Wildfire concern continues in drought regions

So far this year, more than 4 million acres have been burned from more than 40,000  wildfires in the U.S.

It’s been a hot summer for just about everyone and for some, a dry one as well. While that has sparked a number of wildfires, the onset of fall should drop the risk. Here’s USDA’s outlook on the fall wildfire risk.

According to USDA’s weather outlook, very dry conditions continue across the northern Great Basin and parts of the northern Rockies. Most of this region is dominated by brush and grasses and receptive to ignition. Timber fuels at higher elevations are also receptive in Idaho and southwestern Montana, and to a lesser extent, Nevada.

Activity in the interior West will quickly decrease in September as cooler, wetter weather and shorter burn periods reduce the potential for significant wildfires.

California however, remains in a prolonged extreme to exceptional drought.

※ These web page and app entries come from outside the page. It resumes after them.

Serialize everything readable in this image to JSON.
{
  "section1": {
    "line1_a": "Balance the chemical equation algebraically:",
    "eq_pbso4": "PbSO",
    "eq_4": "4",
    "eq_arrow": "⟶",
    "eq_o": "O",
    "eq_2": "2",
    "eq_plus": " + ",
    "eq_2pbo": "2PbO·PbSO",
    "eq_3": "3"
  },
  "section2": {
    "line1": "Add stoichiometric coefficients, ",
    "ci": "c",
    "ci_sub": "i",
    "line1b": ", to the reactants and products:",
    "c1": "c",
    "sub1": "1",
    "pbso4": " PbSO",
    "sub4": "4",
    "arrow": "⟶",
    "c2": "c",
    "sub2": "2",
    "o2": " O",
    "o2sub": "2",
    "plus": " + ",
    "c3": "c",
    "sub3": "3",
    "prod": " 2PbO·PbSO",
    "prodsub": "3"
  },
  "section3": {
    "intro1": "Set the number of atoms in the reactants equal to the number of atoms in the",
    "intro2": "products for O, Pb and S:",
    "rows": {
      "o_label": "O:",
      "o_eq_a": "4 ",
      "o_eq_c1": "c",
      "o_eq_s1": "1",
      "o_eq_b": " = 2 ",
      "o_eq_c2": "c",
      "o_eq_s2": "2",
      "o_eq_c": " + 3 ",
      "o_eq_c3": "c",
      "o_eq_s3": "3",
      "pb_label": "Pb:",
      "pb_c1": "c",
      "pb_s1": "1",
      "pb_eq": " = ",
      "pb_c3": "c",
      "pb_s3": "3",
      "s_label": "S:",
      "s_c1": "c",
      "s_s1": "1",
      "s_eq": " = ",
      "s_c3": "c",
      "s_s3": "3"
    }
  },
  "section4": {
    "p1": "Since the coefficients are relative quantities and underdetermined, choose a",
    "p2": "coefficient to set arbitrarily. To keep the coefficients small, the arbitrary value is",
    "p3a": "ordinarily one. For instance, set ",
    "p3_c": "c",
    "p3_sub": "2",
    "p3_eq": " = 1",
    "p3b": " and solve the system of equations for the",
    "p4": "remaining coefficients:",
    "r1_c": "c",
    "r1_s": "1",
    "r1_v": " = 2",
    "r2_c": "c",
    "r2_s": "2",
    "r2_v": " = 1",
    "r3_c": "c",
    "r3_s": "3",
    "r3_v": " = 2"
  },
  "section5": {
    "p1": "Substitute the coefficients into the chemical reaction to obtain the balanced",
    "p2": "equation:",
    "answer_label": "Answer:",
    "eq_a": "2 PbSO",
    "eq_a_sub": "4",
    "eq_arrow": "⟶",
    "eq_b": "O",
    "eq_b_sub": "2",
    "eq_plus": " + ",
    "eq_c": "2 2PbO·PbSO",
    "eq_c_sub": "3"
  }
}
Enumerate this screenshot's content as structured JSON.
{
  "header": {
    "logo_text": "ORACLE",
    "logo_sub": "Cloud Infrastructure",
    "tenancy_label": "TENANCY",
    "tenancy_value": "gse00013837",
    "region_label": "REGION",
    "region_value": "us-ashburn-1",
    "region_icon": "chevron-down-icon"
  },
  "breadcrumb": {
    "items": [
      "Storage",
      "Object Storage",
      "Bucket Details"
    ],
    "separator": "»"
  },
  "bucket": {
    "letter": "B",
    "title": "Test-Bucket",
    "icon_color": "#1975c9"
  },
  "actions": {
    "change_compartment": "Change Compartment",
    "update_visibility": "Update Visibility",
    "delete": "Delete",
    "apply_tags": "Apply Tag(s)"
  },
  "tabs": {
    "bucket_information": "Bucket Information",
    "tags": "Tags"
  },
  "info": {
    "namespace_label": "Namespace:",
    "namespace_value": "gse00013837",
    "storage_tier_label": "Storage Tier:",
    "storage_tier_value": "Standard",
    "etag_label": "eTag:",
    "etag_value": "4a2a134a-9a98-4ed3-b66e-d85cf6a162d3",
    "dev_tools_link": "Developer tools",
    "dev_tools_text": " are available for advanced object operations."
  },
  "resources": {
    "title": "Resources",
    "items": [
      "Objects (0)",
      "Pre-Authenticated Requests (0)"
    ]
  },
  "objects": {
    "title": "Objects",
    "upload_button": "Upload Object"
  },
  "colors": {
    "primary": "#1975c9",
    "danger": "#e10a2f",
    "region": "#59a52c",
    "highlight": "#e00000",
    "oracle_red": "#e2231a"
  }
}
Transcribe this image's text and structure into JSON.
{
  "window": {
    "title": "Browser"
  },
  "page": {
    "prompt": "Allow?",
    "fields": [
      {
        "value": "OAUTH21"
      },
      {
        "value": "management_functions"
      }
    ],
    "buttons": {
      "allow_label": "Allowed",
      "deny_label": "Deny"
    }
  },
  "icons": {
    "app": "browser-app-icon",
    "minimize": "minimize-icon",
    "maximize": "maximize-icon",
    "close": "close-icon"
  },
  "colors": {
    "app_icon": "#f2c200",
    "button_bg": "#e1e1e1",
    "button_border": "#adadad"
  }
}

Conditions in the mountains and foothills support increased fire activity in the right conditions. This increased potential will continue through September.

catte nutrition gallery

70+ photos showcasing all types of cattle nutrition
Readers share their favorite photos of cattle grazing or steers bellied up to the feedbunk. See reader favorite nutrition photos here.

 

Very dry conditions in the southern U.S. suggest an elevated potential for increased fire activity. Hot and dry July and early August across central Texas could lead to an active fall fire season for the region.

Similarly, the southern Appalachians to the lower Mississippi Valley have also experienced very dry conditions this summer and could carry higher potential for fires into September during the leaf drop period. However, a significant tropical system could bring enough rain to reduce that potential.

By October, most of the western U.S. is out of fire season as colder weather and winter precipitation improves fuel conditions and the potential for starts decreases with less lightning activity in the region. California moves into its peak season for wind-driven fires in the southern mountain ranges. Ongoing drought conditions increase the potential.

The Southeast and Mid-Atlantic regions, particularly the Appalachians, remain at elevated risk as fall leaf drop season continues.

 

 You might also like:

Do small cows make more money?

13 utility tractors that will boost efficiency

How to get more value from your cull cows

14 thoughts to help get those heifers bred

Photo Tour: World's largest vertically integrated cattle operation

TAGS: Disaster
Hide comments

Comments

  • Allowed HTML tags: <em> <strong> <blockquote> <br> <p>

Plain text

  • No HTML tags allowed.
  • Web page addresses and e-mail addresses turn into links automatically.
  • Lines and paragraphs break automatically.
Publish